> _ASSIGNMENT_: Lines of the material that include the string "name" should be returned.

─── EXTRACTED RECORDS ───

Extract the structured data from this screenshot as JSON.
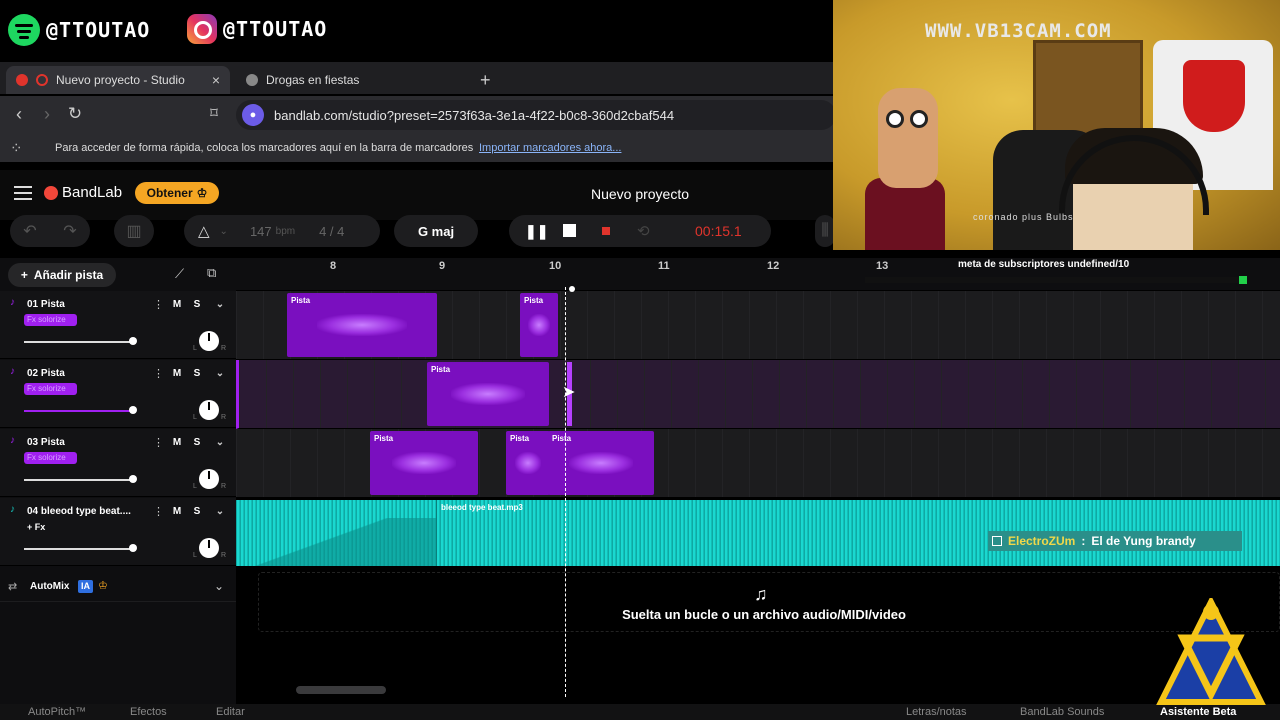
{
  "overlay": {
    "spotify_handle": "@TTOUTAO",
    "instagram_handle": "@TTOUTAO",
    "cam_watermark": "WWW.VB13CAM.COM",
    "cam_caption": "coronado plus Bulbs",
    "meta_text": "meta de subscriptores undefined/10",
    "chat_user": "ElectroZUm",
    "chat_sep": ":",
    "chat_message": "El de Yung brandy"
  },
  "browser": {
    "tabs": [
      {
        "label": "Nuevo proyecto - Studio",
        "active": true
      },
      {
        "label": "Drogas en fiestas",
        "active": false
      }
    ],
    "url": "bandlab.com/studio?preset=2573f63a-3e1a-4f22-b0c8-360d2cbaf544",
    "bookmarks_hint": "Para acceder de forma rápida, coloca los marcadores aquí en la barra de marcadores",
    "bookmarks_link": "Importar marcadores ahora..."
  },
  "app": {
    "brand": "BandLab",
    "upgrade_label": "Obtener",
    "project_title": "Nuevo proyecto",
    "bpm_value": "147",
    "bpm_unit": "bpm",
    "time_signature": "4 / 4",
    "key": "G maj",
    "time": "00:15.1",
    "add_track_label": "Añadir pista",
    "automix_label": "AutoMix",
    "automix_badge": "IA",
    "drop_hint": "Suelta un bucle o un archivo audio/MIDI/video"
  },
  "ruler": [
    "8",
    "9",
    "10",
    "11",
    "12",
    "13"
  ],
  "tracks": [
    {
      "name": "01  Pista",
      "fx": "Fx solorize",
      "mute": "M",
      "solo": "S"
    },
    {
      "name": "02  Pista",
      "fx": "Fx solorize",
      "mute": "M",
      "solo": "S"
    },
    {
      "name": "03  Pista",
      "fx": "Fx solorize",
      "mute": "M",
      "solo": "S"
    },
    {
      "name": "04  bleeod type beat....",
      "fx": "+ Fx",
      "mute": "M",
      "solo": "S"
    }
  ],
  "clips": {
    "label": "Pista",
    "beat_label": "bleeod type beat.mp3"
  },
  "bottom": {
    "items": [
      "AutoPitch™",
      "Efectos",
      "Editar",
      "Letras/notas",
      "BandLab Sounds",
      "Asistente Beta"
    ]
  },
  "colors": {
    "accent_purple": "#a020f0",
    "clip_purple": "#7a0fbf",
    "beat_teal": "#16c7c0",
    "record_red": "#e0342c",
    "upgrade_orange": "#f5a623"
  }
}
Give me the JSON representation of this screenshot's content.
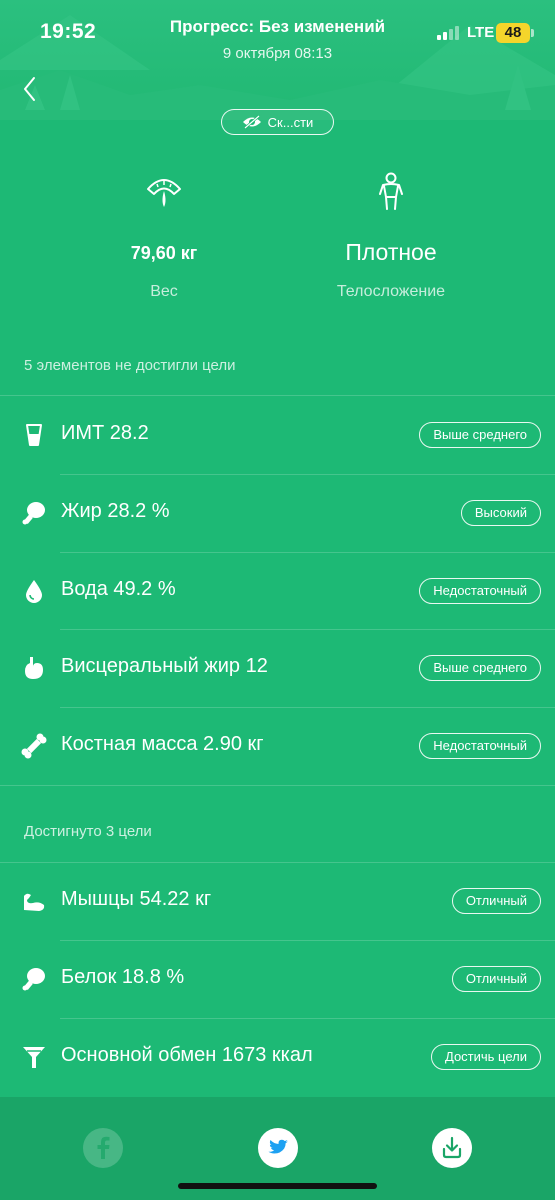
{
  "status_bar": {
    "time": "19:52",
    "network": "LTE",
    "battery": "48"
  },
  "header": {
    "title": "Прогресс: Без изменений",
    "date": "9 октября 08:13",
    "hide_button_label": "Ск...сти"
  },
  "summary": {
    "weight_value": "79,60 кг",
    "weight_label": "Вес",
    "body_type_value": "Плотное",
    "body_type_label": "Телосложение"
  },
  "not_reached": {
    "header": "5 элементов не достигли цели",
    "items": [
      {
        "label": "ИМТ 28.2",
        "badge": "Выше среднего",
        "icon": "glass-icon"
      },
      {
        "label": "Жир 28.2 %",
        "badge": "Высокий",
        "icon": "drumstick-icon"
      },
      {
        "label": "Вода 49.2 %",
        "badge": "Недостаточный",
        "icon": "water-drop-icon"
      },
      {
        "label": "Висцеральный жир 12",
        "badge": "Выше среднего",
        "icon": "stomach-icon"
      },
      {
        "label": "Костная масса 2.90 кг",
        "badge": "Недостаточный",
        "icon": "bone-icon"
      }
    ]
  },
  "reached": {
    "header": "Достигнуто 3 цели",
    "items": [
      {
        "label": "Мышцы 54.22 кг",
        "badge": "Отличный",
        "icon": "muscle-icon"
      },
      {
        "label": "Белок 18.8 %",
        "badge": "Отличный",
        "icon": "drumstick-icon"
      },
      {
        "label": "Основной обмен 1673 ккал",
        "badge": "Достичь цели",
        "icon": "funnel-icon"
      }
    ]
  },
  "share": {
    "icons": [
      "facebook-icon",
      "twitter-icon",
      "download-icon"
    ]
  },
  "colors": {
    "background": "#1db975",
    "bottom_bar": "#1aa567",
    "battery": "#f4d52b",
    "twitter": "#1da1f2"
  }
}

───
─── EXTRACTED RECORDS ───

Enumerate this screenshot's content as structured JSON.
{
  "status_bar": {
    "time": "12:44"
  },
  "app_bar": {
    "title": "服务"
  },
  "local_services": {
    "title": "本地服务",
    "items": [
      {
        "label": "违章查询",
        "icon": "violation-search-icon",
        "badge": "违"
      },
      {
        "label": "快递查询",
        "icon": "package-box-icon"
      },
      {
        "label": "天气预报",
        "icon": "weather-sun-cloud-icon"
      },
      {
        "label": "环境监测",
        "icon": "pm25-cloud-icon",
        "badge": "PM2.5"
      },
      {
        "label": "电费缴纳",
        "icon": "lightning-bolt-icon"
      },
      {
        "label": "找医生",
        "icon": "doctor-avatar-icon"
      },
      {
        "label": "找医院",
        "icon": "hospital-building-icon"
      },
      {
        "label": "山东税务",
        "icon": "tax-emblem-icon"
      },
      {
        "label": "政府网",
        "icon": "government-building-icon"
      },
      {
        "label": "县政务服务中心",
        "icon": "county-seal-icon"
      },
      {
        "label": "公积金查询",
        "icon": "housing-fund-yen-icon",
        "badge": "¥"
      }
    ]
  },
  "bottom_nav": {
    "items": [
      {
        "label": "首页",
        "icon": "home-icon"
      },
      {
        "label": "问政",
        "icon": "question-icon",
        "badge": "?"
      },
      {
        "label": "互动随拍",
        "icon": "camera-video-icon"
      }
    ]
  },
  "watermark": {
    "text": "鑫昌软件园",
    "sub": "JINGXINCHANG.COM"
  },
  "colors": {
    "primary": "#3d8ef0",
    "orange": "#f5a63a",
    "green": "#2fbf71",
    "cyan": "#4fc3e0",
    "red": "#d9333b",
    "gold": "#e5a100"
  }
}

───

> _ANSWER TO THIS EXERCISE_:
      "name": "01  Pista",
      "name": "02  Pista",
      "name": "03  Pista",
      "name": "04  bleeod type beat....",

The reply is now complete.